with Mel Frykberg
LONDON - Medical reports seen by IPS appear to confirm the testimony of IPS
Gaza correspondent Mohammed Omer of physical abuse at the hands of Israelis
Omer said he was physically and mentally abused at the Allenby crossing into
Gaza while on his way back from a European tour. In London, he was awarded the
Martha Gellhorn prize for investigative reporting.
Omer left for Europe through an agreement secured by Dutch diplomats to escort
him in and out of Gaza. The abuse was reported Jun. 26 as Omer was searched
at the crossing in Israeli custody while a Dutch diplomat waited outside.
According to Omer's testimony, he was forced to strip by an Israeli officer
wearing a police uniform. He was pinned down on the floor with a boot on the
neck. He says he collapsed during interrogation, and when he came round his
eyelids were being forcibly opened. He was then dragged along the floor by his
feet by officials of the Israeli security agency Shin Bet.
Omer was taken by ambulance from the Allenby crossing to the Jericho hospital
in Palestinian territory in the West Bank. From there he was transferred to
Gaza after a few hours.
A note from the Israeli Government Press Office (GPO) denies Omer's account
of physical abuse in Israeli custody. "In contradiction to his claims,
at no time was the complainant subjected to either physical or mental violence."
But an ambulance report of the Palestinian Red Crescent Society says: "We
note finger signs on the neck and chest." A report from the European Gaza
Hospital of the Palestinian National Authority's Ministry of Health includes
the following notation after examination of Omer: "Ecchymosis (discoloration
caused by bleeding underneath, typically caused by bruising) at upper part of
chest wall was found."
The report makes these further observations: "Tenderness on the anterior
part of the neck and upper back mainly along the right ribs moderate to severe
pain," and "by examination the scrotum due to pain varicocele (varicose
veins in the spermatic cord) at left side detected and surgery was decided later."
The Israeli GPO note acknowledges that Omer and his baggage were searched "due
to suspicion that he had been in contact with hostile elements and had been
asked by them to deliver items to Judea and Samaria (towns in the Palestinian
Omer denies he was in touch with "hostile elements" during his lecture
tour of Europe. "And there was no question of going to the West Bank,"
he says. "I only had permission to leave and enter Gaza with Dutch diplomatic
escorts, in a closed diplomatic car. I don't deliver items, and in any case
I was never headed to the West Bank." Also, the GPO note does not specify
what they were looking for.
The Israeli GPO note says further: "Regarding the complainant's collapse,
as it were, it should be noted that the paramedic who attended to him found
no evidence of a physical cause of collapse. The complainant's behavior raises
doubts as to the sincerity of the situation.

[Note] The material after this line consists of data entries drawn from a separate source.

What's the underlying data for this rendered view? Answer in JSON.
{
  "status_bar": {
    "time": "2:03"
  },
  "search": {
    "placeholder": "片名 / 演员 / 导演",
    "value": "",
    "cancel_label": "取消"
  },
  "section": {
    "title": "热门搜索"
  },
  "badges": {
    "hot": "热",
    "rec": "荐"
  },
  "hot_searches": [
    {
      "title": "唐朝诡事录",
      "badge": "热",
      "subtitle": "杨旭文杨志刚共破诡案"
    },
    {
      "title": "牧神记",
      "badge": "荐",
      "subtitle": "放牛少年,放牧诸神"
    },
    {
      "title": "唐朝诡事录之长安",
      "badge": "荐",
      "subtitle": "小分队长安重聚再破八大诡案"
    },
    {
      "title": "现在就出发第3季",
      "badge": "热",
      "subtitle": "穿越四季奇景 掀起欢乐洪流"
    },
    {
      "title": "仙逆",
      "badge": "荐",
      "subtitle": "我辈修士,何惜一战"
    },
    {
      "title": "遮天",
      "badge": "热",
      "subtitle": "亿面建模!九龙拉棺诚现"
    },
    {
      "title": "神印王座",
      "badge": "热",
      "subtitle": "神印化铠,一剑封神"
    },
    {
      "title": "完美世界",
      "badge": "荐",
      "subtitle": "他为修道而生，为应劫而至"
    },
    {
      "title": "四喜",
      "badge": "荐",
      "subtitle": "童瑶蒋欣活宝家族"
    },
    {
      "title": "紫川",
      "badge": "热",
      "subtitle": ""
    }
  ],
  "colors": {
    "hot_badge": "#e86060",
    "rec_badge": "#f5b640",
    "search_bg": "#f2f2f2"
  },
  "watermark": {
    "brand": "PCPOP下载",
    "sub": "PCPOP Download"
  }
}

In any event, the complainant was
sent to an infirmary and an ambulance was ordered for him."
According to an AP report, Dr. Diaa Husseini who examined Omer at the hospital

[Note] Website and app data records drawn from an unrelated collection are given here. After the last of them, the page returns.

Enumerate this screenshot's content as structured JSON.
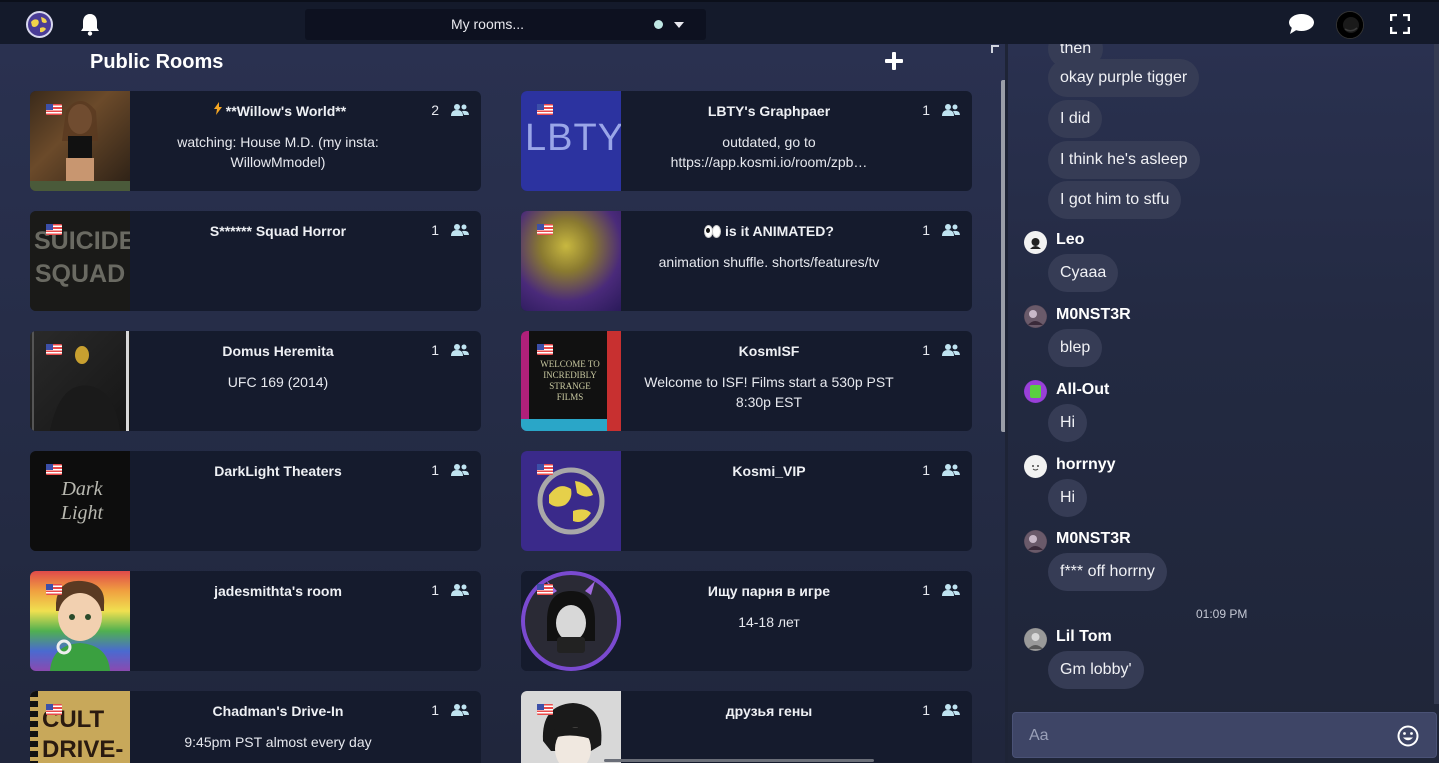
{
  "topbar": {
    "rooms_select_label": "My rooms...",
    "icons": [
      "app-logo",
      "bell-icon",
      "chat-bubble-icon",
      "user-avatar",
      "fullscreen-icon"
    ]
  },
  "rooms_panel": {
    "title": "Public Rooms",
    "rooms": [
      {
        "name": "**Willow's World**",
        "description": "watching: House M.D. (my insta: WillowMmodel)",
        "count": "2",
        "prefix_icon": "lightning-icon"
      },
      {
        "name": "LBTY's Graphpaer",
        "description": "outdated, go to https://app.kosmi.io/room/zpb…",
        "count": "1",
        "thumb_text": "LBTY"
      },
      {
        "name": "S****** Squad Horror",
        "description": "",
        "count": "1",
        "thumb_text": "SUICIDE SQUAD"
      },
      {
        "name": "is it ANIMATED?",
        "description": "animation shuffle. shorts/features/tv",
        "count": "1",
        "prefix_icon": "eyes-icon"
      },
      {
        "name": "Domus Heremita",
        "description": "UFC 169 (2014)",
        "count": "1"
      },
      {
        "name": "KosmISF",
        "description": "Welcome to ISF! Films start a 530p PST 8:30p EST",
        "count": "1",
        "thumb_text": "WELCOME TO INCREDIBLY STRANGE FILMS"
      },
      {
        "name": "DarkLight Theaters",
        "description": "",
        "count": "1",
        "thumb_text": "Dark Light"
      },
      {
        "name": "Kosmi_VIP",
        "description": "",
        "count": "1"
      },
      {
        "name": "jadesmithta's room",
        "description": "",
        "count": "1"
      },
      {
        "name": "Ищу парня в игре",
        "description": "14-18 лет",
        "count": "1"
      },
      {
        "name": "Chadman's Drive-In",
        "description": "9:45pm PST almost every day",
        "count": "1",
        "thumb_text": "CULT DRIVE-IN"
      },
      {
        "name": "друзья гены",
        "description": "",
        "count": "1"
      }
    ]
  },
  "chat": {
    "messages_top": [
      {
        "text": "then"
      },
      {
        "text": "okay purple tigger"
      },
      {
        "text": "I did"
      },
      {
        "text": "I think he's asleep"
      },
      {
        "text": "I got him to stfu"
      }
    ],
    "groups": [
      {
        "user": "Leo",
        "text": "Cyaaa"
      },
      {
        "user": "M0NST3R",
        "text": "blep"
      },
      {
        "user": "All-Out",
        "text": "Hi"
      },
      {
        "user": "horrnyy",
        "text": "Hi"
      },
      {
        "user": "M0NST3R",
        "text": "f*** off horrny"
      },
      {
        "user": "Lil Tom",
        "text": "Gm lobby'"
      }
    ],
    "timestamp": "01:09 PM",
    "input_placeholder": "Aa"
  }
}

in Jericho, found no signs of physical injury. The report said Dr Husseini found
Omer had suffered a nervous breakdown brought on by emotional stress and was

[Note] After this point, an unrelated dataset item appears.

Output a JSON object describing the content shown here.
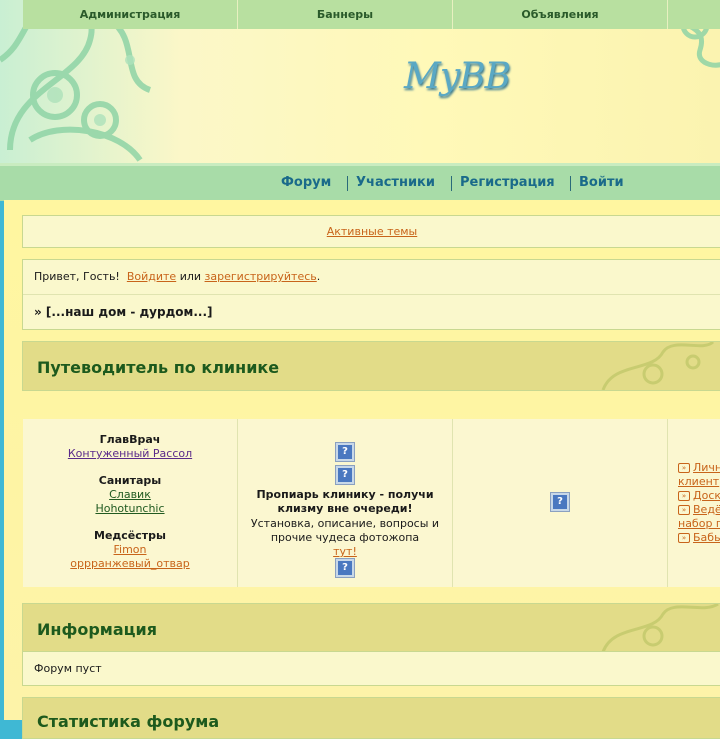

given stomach medication and released after two hours.
Dr. Husseini confirmed to IPS, by phone, that he saw no external injuries on
Omer. "However, it is possible that he had further internal injuries, but
I never examined him for those as he never complained about any internal pain
or other injuries," the doctor said.
Omer says Dr. Husseini only gave him intravenous support and prescribed some
medicines because he was to leave Jericho within two hours. "I think what
Dr. Husseini did was basically to make me stable, which his staff nurse did."
Omer disputes other statements in the Israeli GPO note. "We should point
out that there are numerous additional contradictions in the complainant's allegations,"
the GPO note says. "For example, in the media he reported that he was humiliated,
stripped, and that a gun was held to his head. And yet, in his complaint filed
with the IDF (Israeli Defense Forces) spokesperson, the complainant complained
that two uniformed personnel sprayed his face."
Omer insists: "I was forced at gunpoint to take off my clothes."
He had also said to the IDF that "I felt someone putting liquid in my nose
and eyes, to wake me up."
In the face of allegations and denials by the Israeli GPO, the focus now shifts
to the medical records, which seem to indicate use of force, as Omer had earlier
International press freedom groups have called for an immediate and public
investigation of Omer's treatment.
Ahmed Dadou, spokesman from the Dutch Foreign Ministry at The Hague, told IPS
shortly after the events, "We are taking this whole incident very seriously
as we don't believe the behavior of the Israeli officials is in accordance with
a modern democracy."
(Inter Press Service)